• _TASK OBJECTIVE_: The records that follow are to be reproduced exactly. Any pictures in them are left out.

• _MATERIAL FOR THE TASK_:
== Segment start ==

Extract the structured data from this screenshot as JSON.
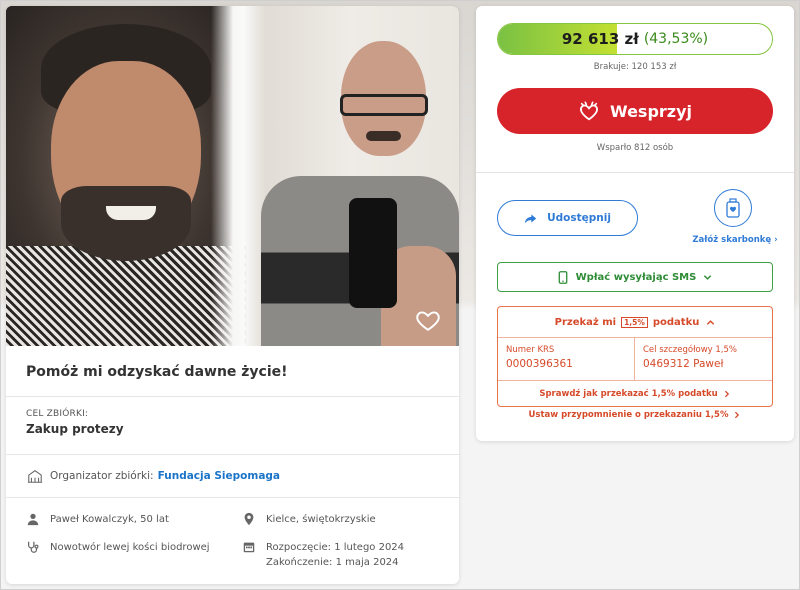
{
  "campaign": {
    "title": "Pomóż mi odzyskać dawne życie!",
    "goal_label": "CEL ZBIÓRKI:",
    "goal_value": "Zakup protezy",
    "organizer_label": "Organizator zbiórki:",
    "organizer_name": "Fundacja Siepomaga",
    "beneficiary": "Paweł Kowalczyk, 50 lat",
    "location": "Kielce, świętokrzyskie",
    "diagnosis": "Nowotwór lewej kości biodrowej",
    "start_date": "Rozpoczęcie: 1 lutego 2024",
    "end_date": "Zakończenie: 1 maja 2024"
  },
  "progress": {
    "amount": "92 613 zł",
    "percent_text": "(43,53%)",
    "fraction": 0.4353,
    "missing": "Brakuje: 120 153 zł",
    "supporters": "Wsparło 812 osób"
  },
  "actions": {
    "donate_label": "Wesprzyj",
    "share_label": "Udostępnij",
    "piggy_label": "Załóż skarbonkę",
    "sms_label": "Wpłać wysyłając SMS"
  },
  "tax": {
    "head_prefix": "Przekaż mi",
    "badge": "1,5%",
    "head_suffix": "podatku",
    "krs_label": "Numer KRS",
    "krs_value": "0000396361",
    "goal_label": "Cel szczegółowy 1,5%",
    "goal_value": "0469312 Paweł",
    "check_link": "Sprawdź jak przekazać 1,5% podatku",
    "reminder_link": "Ustaw przypomnienie o przekazaniu 1,5%"
  },
  "icons": {
    "heart": "heart-icon",
    "share": "share-arrow-icon",
    "piggy": "piggy-bank-icon",
    "phone": "phone-icon",
    "person": "person-icon",
    "location": "location-pin-icon",
    "stethoscope": "stethoscope-icon",
    "calendar": "calendar-icon",
    "organizer": "organizer-building-icon",
    "donate": "siepomaga-heart-logo-icon"
  },
  "colors": {
    "donate_red": "#d7242a",
    "progress_green": "#7ac143",
    "link_blue": "#2f7bd6",
    "tax_orange": "#d64a2a",
    "sms_green": "#3ea043"
  }
}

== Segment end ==

• _FINISHED EXERCISE_:
Extract the structured data from this screenshot as JSON.
{
  "campaign": {
    "title": "Pomóż mi odzyskać dawne życie!",
    "goal_label": "CEL ZBIÓRKI:",
    "goal_value": "Zakup protezy",
    "organizer_label": "Organizator zbiórki:",
    "organizer_name": "Fundacja Siepomaga",
    "beneficiary": "Paweł Kowalczyk, 50 lat",
    "location": "Kielce, świętokrzyskie",
    "diagnosis": "Nowotwór lewej kości biodrowej",
    "start_date": "Rozpoczęcie: 1 lutego 2024",
    "end_date": "Zakończenie: 1 maja 2024"
  },
  "progress": {
    "amount": "92 613 zł",
    "percent_text": "(43,53%)",
    "fraction": 0.4353,
    "missing": "Brakuje: 120 153 zł",
    "supporters": "Wsparło 812 osób"
  },
  "actions": {
    "donate_label": "Wesprzyj",
    "share_label": "Udostępnij",
    "piggy_label": "Załóż skarbonkę",
    "sms_label": "Wpłać wysyłając SMS"
  },
  "tax": {
    "head_prefix": "Przekaż mi",
    "badge": "1,5%",
    "head_suffix": "podatku",
    "krs_label": "Numer KRS",
    "krs_value": "0000396361",
    "goal_label": "Cel szczegółowy 1,5%",
    "goal_value": "0469312 Paweł",
    "check_link": "Sprawdź jak przekazać 1,5% podatku",
    "reminder_link": "Ustaw przypomnienie o przekazaniu 1,5%"
  },
  "icons": {
    "heart": "heart-icon",
    "share": "share-arrow-icon",
    "piggy": "piggy-bank-icon",
    "phone": "phone-icon",
    "person": "person-icon",
    "location": "location-pin-icon",
    "stethoscope": "stethoscope-icon",
    "calendar": "calendar-icon",
    "organizer": "organizer-building-icon",
    "donate": "siepomaga-heart-logo-icon"
  },
  "colors": {
    "donate_red": "#d7242a",
    "progress_green": "#7ac143",
    "link_blue": "#2f7bd6",
    "tax_orange": "#d64a2a",
    "sms_green": "#3ea043"
  }
}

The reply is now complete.